"False" Stepping 2
In an open environment an athlete is trying to position themselves quickly and effectively into an optimal biomechanical position (positive shin angle) displacing one’s center of gravity. In order for an athlete to overcome inertia, one has to displace their center of gravity ‘outside’ of their body … along with that, how does the “plyo/false” step set up each subsequent step thereafter?
In a reactive environment in which an athlete might find themselves in an athletic position but not aware of which direction of movement comes next, I have seen many levels and abilities of athletes utilize a “plyo/false” step for advancing forward. (i.e. tennis, infielder in baseball, basketball, volleyball, football). An objective measurement would help settle this long standing debate, but is very difficult to control for in an open environment. The environmental context will change things and I think the “plyo/false” step might at times be an athlete’s most successful option...
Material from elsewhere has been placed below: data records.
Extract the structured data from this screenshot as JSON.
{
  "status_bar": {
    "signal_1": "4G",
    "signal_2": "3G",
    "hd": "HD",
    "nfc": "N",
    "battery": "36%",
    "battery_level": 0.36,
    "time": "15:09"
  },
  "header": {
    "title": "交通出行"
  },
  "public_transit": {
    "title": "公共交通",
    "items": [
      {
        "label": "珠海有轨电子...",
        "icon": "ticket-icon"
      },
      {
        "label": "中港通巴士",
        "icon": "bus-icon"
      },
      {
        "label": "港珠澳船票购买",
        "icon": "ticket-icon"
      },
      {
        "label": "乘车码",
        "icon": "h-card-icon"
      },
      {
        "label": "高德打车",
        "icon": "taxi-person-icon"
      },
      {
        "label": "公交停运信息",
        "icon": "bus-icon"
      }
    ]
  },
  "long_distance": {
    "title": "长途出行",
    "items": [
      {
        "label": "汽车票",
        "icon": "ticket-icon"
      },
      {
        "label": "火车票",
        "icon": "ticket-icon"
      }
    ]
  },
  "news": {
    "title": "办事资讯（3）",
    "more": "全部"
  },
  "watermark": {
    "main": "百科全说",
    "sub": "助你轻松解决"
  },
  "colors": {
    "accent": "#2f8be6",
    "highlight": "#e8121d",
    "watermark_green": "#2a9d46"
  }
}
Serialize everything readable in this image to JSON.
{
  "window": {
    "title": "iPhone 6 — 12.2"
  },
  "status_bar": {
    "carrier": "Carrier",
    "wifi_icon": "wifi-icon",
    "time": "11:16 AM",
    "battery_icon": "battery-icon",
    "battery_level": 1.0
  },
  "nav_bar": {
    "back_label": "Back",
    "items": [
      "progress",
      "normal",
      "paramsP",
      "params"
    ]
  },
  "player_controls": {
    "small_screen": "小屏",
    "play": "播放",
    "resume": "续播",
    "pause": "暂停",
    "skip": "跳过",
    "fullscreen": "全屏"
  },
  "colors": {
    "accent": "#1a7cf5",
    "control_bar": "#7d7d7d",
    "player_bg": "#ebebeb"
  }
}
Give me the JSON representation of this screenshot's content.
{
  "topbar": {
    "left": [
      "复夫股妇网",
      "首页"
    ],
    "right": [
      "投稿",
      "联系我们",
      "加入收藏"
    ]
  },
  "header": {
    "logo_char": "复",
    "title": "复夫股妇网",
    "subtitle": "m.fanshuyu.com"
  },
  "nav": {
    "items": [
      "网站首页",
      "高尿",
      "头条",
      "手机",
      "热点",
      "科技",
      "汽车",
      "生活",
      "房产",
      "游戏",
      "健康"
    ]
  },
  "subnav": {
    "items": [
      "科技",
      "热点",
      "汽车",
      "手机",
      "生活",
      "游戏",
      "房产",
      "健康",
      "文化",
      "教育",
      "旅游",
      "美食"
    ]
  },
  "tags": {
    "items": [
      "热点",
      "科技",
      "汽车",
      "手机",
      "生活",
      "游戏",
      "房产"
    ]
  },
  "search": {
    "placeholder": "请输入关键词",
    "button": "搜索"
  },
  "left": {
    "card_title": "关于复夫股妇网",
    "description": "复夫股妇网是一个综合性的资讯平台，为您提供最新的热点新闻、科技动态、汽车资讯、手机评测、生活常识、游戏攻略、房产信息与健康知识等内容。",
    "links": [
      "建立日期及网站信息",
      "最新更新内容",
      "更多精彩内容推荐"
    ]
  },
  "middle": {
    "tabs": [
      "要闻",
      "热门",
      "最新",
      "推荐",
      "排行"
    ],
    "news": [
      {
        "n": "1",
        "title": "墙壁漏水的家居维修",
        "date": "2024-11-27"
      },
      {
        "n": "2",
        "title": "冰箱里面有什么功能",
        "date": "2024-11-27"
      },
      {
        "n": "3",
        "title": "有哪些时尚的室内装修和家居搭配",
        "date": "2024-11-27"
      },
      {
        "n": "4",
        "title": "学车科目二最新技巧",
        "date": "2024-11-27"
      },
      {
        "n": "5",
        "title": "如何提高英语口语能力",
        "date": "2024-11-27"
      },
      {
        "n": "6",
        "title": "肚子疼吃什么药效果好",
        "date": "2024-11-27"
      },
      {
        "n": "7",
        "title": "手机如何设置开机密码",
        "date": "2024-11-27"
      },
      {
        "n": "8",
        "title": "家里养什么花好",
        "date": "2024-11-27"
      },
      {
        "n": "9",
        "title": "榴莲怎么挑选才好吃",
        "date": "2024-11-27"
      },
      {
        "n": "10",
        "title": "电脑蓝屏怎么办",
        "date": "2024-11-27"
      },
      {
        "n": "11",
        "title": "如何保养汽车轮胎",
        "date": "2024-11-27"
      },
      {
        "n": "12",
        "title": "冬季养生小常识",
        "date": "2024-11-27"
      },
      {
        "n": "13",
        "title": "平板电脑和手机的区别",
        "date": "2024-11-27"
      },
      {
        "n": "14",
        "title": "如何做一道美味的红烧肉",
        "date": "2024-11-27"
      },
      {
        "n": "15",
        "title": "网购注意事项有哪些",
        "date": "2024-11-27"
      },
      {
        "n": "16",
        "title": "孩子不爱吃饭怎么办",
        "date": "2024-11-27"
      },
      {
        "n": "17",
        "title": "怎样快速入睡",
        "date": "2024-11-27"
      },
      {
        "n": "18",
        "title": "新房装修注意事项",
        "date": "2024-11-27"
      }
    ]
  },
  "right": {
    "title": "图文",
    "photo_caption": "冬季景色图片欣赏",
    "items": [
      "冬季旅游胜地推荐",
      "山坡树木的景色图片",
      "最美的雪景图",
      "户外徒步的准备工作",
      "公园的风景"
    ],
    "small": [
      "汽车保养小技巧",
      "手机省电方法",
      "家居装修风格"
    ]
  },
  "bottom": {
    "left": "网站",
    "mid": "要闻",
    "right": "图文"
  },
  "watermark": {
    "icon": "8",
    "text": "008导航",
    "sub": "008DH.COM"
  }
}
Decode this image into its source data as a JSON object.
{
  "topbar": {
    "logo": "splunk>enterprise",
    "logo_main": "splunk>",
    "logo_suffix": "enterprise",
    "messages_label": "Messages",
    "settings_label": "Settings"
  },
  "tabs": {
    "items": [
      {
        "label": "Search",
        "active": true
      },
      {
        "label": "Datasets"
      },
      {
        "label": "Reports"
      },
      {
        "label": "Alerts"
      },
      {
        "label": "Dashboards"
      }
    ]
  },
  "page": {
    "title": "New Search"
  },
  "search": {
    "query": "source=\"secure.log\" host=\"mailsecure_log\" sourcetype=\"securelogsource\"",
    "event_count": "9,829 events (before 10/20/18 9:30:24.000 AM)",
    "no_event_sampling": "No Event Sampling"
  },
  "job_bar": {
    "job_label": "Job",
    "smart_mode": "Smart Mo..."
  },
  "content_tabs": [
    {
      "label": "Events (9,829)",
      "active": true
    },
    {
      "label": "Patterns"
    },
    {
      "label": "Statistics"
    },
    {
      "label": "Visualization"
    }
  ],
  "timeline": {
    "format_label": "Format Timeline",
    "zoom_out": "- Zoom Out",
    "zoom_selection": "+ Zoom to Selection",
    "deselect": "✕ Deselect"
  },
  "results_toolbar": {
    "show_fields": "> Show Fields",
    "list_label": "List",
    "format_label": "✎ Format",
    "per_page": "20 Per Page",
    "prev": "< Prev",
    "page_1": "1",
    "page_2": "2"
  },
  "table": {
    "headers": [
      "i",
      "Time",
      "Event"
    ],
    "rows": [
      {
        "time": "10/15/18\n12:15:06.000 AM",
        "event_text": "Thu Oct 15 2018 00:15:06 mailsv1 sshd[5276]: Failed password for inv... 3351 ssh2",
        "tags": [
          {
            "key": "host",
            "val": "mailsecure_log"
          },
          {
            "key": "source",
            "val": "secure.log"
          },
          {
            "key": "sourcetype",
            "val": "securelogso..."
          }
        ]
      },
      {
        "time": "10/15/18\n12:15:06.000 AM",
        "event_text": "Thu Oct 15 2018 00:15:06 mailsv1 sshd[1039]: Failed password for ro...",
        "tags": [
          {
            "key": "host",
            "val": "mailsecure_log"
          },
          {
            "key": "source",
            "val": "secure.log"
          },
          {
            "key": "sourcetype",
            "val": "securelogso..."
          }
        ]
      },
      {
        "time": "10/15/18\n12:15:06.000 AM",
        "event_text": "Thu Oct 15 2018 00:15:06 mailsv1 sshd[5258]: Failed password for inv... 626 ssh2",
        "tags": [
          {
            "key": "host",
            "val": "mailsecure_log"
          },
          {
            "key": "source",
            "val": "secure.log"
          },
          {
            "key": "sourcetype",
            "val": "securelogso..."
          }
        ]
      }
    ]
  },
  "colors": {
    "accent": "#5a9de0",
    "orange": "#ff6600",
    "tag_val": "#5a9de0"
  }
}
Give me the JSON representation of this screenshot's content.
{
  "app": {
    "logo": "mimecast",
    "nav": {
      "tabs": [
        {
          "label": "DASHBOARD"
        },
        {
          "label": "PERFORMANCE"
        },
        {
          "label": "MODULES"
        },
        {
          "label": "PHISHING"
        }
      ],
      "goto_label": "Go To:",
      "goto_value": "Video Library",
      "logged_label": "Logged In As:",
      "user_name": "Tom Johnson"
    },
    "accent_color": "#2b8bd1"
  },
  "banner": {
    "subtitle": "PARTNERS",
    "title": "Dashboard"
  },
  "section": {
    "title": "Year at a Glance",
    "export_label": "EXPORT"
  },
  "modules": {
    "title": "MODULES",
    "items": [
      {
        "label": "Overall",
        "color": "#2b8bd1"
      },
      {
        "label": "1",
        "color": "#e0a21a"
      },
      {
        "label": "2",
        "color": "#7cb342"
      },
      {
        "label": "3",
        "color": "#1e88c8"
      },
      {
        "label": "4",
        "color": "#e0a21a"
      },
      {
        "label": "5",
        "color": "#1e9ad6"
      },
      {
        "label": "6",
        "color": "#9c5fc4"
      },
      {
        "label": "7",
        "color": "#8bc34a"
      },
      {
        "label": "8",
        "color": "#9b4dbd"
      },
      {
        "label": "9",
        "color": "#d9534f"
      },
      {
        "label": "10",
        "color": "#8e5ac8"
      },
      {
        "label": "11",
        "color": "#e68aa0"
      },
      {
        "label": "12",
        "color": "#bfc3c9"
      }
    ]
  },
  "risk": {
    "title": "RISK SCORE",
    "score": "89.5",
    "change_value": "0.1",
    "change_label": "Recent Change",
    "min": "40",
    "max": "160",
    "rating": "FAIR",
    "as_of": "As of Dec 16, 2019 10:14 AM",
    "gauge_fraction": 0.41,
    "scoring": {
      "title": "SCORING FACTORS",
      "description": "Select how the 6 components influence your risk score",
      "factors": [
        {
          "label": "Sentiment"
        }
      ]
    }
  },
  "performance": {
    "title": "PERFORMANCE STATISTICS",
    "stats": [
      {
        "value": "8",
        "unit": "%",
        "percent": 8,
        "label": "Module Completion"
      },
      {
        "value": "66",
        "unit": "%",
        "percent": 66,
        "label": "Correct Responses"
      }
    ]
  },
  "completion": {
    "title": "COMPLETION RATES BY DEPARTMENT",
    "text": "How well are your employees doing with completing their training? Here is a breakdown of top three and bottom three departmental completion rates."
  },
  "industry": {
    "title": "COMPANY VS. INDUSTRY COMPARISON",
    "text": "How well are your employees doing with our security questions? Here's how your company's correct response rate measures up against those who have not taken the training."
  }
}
The question remains for those coaches that believe you need to coach this instinctive false stepping out of the athlete, how does increasing conscious control in a reactive environment enhance an athlete’s success at getting from point A to a random point B as fast as possible?
Research has shown that activity in the brains motor region can be detected 300 milliseconds prior to the person feeling he/she has decided to move. Lots of research in neuroscience regarding free will is pressing this issue too; regarding subconscious decisions vs. conscious ones and many are showing a delay in the time between the two.
Also, in the forward model of motor control, it’s stated that often the consciousness is alerted to movements/behaviors that are already being planned and performed, and isn’t necessarily ‘causing’ these behaviors/movements. To me, 300 milliseconds is a long time… and every time I line athletes up on the line in an athletic position with feet square to the finish for a 20 meter race (I did it with a group this morning) they all “plyo/false” step on “GO!”. Is every athlete wrong? Or do their bodies have something to say about this interplay with gravity and physics?
Working against the subconscious to NOT "false" step in certain situations would be an internal focus... less effective than external focus of attention: getting to point B as fast as possible. There are many factors to take into consideration when analyzing and deciphering training plans… in open sports, taking in the sensory information, interpreting, and decision making in the fastest manner possible is all part of the visible physical movements that we see in game action.